View the gallery


A large section of the exhibition will also be dedicated to the artist’s work in recent years. Included will be his videos Origin of Sprezzatura (2010) in which he refers to the term coined in the 16th century by Baldassarre Castiglione to indicate the attitude of the courtier, and Sepulchre with Dancer (2012) which emblemizes the body’s relationship with ornamental funerary sculpture. An entire room is dedicated to a selection of his drawings executed between 2006 and 2014 exploring further architectural themes, on loan from important private collections in Italy.


The exhibition has been produced with the support of OAC Ente Cassa di Risparmio di Firenze, Galleria Franco Noero (Turin) and Herald St. (London). Thanks also to Golden View Open Bar for its support.


Pablo Bronstein was born in 1977 in Buenos Aires, Argentina. He lives and works in London.
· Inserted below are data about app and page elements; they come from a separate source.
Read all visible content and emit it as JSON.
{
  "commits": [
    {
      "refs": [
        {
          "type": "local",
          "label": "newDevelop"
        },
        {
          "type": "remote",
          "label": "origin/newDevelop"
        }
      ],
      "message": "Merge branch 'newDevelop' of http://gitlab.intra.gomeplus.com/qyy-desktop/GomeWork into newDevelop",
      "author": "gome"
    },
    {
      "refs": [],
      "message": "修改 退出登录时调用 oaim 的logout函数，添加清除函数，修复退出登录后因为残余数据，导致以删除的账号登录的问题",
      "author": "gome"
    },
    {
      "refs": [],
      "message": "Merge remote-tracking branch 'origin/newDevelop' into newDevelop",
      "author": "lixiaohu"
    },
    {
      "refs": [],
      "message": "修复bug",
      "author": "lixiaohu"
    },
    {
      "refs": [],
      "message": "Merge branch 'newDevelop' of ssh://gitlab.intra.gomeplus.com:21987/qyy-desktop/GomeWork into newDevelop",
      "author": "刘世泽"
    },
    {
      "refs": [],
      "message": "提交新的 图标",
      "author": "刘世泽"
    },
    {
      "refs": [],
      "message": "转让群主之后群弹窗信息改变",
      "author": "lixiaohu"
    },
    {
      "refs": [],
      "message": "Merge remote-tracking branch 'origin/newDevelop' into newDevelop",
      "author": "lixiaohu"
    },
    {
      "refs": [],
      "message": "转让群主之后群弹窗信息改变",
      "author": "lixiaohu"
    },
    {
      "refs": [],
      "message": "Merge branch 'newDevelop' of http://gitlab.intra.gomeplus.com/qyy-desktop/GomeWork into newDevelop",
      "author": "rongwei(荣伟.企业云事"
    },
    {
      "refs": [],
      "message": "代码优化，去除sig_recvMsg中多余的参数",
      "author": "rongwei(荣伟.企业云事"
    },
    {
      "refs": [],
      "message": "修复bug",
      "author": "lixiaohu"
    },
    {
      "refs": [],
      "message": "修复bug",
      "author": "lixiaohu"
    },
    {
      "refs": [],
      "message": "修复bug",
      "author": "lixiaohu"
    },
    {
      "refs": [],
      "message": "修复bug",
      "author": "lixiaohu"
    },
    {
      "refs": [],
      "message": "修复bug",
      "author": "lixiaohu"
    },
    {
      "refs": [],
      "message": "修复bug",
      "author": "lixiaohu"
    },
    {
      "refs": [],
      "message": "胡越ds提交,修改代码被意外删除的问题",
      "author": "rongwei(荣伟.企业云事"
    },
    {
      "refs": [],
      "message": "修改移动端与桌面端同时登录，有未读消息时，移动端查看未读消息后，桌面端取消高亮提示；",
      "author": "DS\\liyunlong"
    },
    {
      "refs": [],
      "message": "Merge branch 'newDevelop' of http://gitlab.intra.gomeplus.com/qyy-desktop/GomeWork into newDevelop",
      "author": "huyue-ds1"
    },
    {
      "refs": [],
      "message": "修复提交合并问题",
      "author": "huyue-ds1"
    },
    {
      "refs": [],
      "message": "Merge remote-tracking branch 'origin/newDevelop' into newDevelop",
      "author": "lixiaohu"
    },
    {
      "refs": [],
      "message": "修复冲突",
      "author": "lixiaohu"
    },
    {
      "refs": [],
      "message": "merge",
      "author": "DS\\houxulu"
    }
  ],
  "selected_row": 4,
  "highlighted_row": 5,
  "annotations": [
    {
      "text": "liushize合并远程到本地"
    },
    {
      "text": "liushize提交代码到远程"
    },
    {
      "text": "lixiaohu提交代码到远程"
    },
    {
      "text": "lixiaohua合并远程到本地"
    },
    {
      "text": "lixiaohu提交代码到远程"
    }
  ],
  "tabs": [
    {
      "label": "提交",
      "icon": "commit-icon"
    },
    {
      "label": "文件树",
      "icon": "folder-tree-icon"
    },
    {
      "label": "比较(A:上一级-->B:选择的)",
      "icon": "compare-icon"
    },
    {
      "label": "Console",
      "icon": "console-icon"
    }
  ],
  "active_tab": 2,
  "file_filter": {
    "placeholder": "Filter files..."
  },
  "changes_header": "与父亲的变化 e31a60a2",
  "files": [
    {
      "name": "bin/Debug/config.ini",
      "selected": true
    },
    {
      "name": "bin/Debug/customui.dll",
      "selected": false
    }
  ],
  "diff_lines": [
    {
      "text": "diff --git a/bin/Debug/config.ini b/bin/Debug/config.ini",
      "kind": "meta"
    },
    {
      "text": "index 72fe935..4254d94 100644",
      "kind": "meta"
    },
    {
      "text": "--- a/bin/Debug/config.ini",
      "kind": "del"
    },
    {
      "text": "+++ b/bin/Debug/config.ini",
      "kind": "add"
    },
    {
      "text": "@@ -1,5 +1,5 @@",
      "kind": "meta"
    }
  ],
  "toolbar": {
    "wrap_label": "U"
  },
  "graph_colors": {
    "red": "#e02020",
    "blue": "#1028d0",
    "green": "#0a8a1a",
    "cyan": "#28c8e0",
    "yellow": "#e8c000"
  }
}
His artistic technique is based in particular on drawing but also includes performance, video and installations.

His recent personal shows include: The Grand Tour: Pablo Bronstein and the Treasures of Chatsworth, Nottingham Contemporary, Nottingham, 2015; We live in Mannerist times, The Museum of Fine Arts, Houston, 2015; Pablo Bronstein: Enlightenment Discourse on The Origins of Architecture, REDCAT, Los Angeles, 2014; A is Building, B is Architecture, Centre d’Art Contemporain, Geneva, 2013; Tate Live: Performance Room Commission, Tate Modern, London, 2012, Sketches for Regency Living, ICA, London, UK, 2011, Pablo Bronstein at the Met, The Metropolitan Museum of Art, New York, 2009.

Among his latest collective shows: SUPER SUPERSTUDIO, PAC - Padiglione d'Arte Contemporanea, Milan, 2015; TATE: Performance Room screening - DO DISTURB, Palais de Tokyo, Paris, 2015; History is Now: 7 Artists Take on Britain, Hayward Gallery, London, 2015; L’Année dernière à Marienbad, Kunsthalle Bremen, Bremen, 2015.